The US Navy is testing its own signals-intelligence system.


AFTER YEARS OF FRUSTRATION, the US Navy is ready to introduce its own intelligence-gathering system, including equipment which, one day, could serve all US military forces.

The USN is committed to maintaining 12 aircraft carriers into the 21st century, developing a next-generation large-deck "flat-top" and shifting its doctrine away from the deep-water Soviet threat to one of localised conflicts (Flight International, 20-26 March, P35). Consequently, the Battle Group Passive Horizon Extension System (BGPHES), a real-time signals-intelligence system designed to extend the "horizon" for battle group and joint task force commanders, is assuming greater significance.

While a long-range signals-monitoring device developed by Raytheon's E-Systems Falls Church division will be used to shield warships from attack, work is continuing to allow others to contribute to (and benefit from) the long-range security net which will be the BGPHES.

For the USN, horizon extension is provided by a remotely controlled airborne sensor, aboard the Lockheed Martin ES-3A Shadow. The RS-6BN payload borrows from the US Air Force's RS-6B sensor installed on intelligence-gathering aircraft. The BGPHES surface terminal is coupled to the ES-3A by the Loral-produced secure common high-band-width datalink.

The shipboard-operator terminals, which are used to control and process the signals collected by the airborne sensor, will be installed on 23 USN warships, the large-deck amphibious assault ships and all 12 aircraft carriers.

An S-3B Viking variant, the Shadow replaces the Douglas EA-3 Skywarrior.
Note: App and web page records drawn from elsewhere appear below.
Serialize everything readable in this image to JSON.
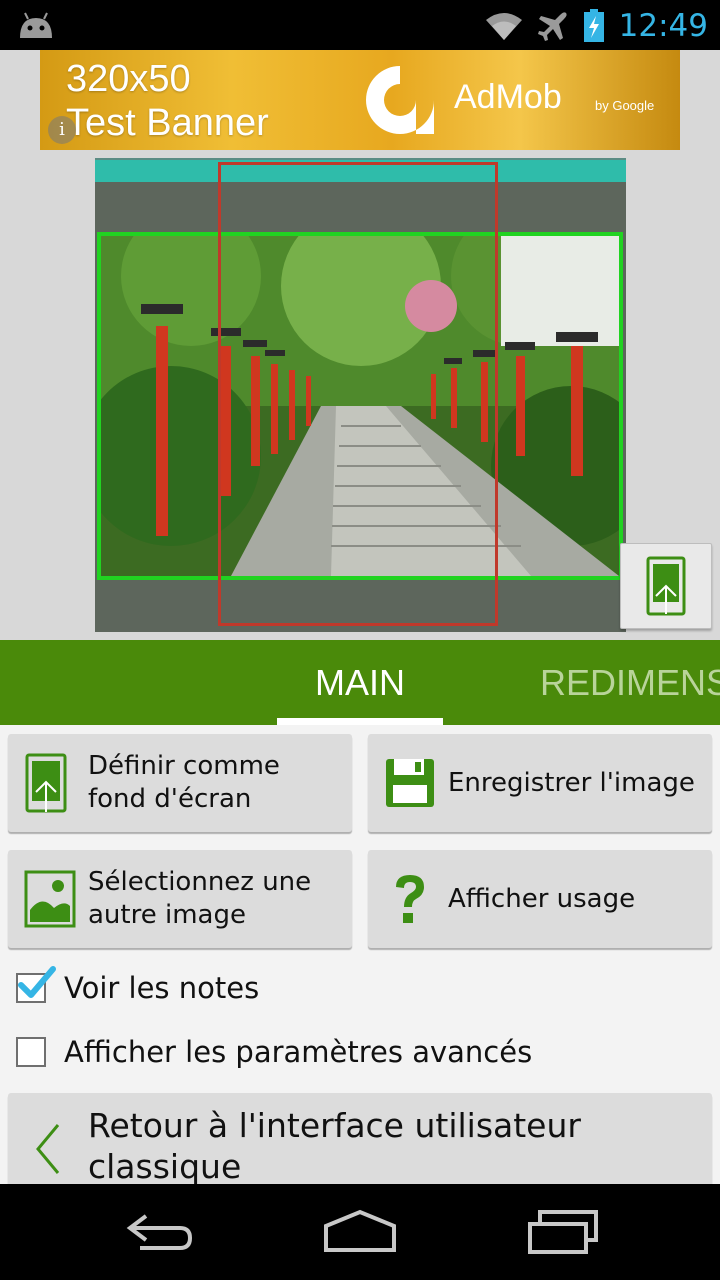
{
  "status_bar": {
    "time": "12:49"
  },
  "ad_banner": {
    "line1": "320x50",
    "line2": "Test Banner",
    "brand": "AdMob",
    "byline": "by Google",
    "info_icon": "i"
  },
  "tabs": [
    {
      "label": "MAIN",
      "selected": true
    },
    {
      "label": "REDIMENS",
      "selected": false
    }
  ],
  "buttons": {
    "set_wallpaper": "Définir comme fond d'écran",
    "save_image": "Enregistrer l'image",
    "select_image": "Sélectionnez une autre image",
    "show_usage": "Afficher usage"
  },
  "checkboxes": [
    {
      "label": "Voir les notes",
      "checked": true
    },
    {
      "label": "Afficher les paramètres avancés",
      "checked": false
    }
  ],
  "back_button": {
    "label": "Retour à l'interface utilisateur classique"
  },
  "icons": {
    "status": [
      "android-icon",
      "wifi-icon",
      "airplane-icon",
      "battery-charging-icon"
    ],
    "nav": [
      "back-icon",
      "home-icon",
      "recents-icon"
    ]
  },
  "colors": {
    "accent_green": "#4a8a0a",
    "icon_green": "#3d8e14",
    "clock_blue": "#35b5e5",
    "frame_green": "#21d321",
    "crop_red": "#c0392b"
  }
}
Sixteen aircraft are based at Cecil Field, Florida, and North Island, California.

The ES-3As are deployed in rotation as two-aircraft detachments aboard carriers. The aircraft has a similar crew arrangement to that of the four-seat S-3B, except that two electronic-warfare operators handle the electronic-surveillance equipment in the rear of the Shadow, with an electronic-warfare combat coordinator alongside the pilot, in the front.

The S-3 entered naval service 20 years ago, but the USN wants to operate it until at least 2015. The service has initiated a service-life assessment programme to determine the S-3's remaining fatigue life. A follow-on service-life-extension programme may follow.


Although the BGPHES concept was hatched in the late 1970s, false starts delayed aggressive research and development until 1985. After more setbacks, it was decided in December 1993 to adopt software from the US Air Force's ground-based terminal. Meanwhile, E-Systems began work on shrinking the BGPHES from a 16-rack to a two-console system.

The firm finished an engineering-development start in August 1994 and, between October 1994 and March 1995, a land-based BGPHES demonstration was completed, using an ES-3A, at NAS Patuxent River, in Maryland.

The idea grew to make the BGPHES a joint reconnaissance system, offering Joint Task Force commanders real-time intelligence. Between 3 and 7 April 1995, an interoperability exercise was successfully conducted at Patuxent River, involving USN and USAF terminals and an RS-6B-equipped Lockheed Martin U-2.

Along with the system's ability to be operated with the U-2, the US Army's Guardrail system will incorporate the BGPHES surface terminal into its ground processing, to achieve similar joint capabilities. The US Marine Corps is also interested in the BGPHES, and unmanned air vehicles could be operated with the system.

In August 1995, the BGPHES was installed on the USS John F Kennedy. A one-week technical evaluation was conducted in January 1996 and it passed muster. In February, a second interoperability demonstration was completed in Florida, and the critical operational evaluation is due this month.

System refinements continue to be made, and the ES-3As are already operational, albeit without BGPHES capability. The USN will acquire ten RS-6BN payloads, to be shared among the 16 ES-3As. The BGPHES will also be able to use shipboard antennae to monitor the area around equipped warships.

The BGPHES will move from engineering and manufacturing development to production, with the Milestone 3 decision due in June. Although developed by E-Systems, the plan is for the USN to build the BGPHES in-house, with initial operational capability set for 1998.

In the future, the BGPHES may evolve into a "joint" asset offering real-time critical intelligence data to all of the US military services. Considering the Pentagon's track record in developing shared weapons, the BGPHES could become a model for future weapons developments.

Source: Flight International